Again, it was a little disconcerting to begin with but that soon faded.
Anyway, I toddled over to the University Club for lunch and the regular Tuesday game of Mahjongg. The women who serve the food, who I often banter with, seemed quite amused by the kilt so I took the opportunity to publicise the sponsorship by giving them a slip of paper with the details on.
Sitting down with such a voluminous (8 yard) kilt is interesting in a canteen chair with arms. They’re just not designed to cope with so much material.
At about half one Jeremy and I walked back to the green outside the University Museum for the photo shoot. There we met up with Cheryl and Maria who were eager to see the outfit. Many photos were taken, including the following one (the composition of which I tried to describe to Jeremy):
It was interesting the reaction I got from passers by. There were three, the "S.E.P" field, the quick look and move on and (on the green) the tourists for whom it seemed to make there day.

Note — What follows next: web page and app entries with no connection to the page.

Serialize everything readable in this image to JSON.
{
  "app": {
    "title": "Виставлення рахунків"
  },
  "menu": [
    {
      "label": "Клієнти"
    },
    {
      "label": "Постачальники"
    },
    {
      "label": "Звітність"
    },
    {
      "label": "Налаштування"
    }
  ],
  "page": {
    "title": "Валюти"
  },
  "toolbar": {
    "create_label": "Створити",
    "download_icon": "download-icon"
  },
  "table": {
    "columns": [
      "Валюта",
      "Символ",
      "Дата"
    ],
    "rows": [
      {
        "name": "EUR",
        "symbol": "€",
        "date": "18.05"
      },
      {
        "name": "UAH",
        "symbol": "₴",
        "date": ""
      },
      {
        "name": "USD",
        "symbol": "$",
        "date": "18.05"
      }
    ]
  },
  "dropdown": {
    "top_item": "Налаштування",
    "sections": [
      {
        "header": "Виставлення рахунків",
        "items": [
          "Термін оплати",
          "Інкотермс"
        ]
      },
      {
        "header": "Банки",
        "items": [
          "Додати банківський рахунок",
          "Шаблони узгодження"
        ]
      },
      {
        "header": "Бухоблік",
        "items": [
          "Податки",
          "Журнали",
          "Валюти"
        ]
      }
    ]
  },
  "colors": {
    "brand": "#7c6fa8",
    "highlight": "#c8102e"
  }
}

Oh, and then there were Cheryl and Maria’s reactions, which were most positive.
There was one exception to all this positivity. My colleague wouldn’t even look at me and seemed highly uncomfortable when I got back to the office and asked her what she thought. She hastily beat an exit from the room. A very strange reaction indeed. She seemed fine later, after I’d changed back into my trousers. This does concern me as I don’t want her to feel uncomfortable, then again it’s not her place to tell me what I can and can’t wear as she would rightfully object if I did the same to her. Tricky.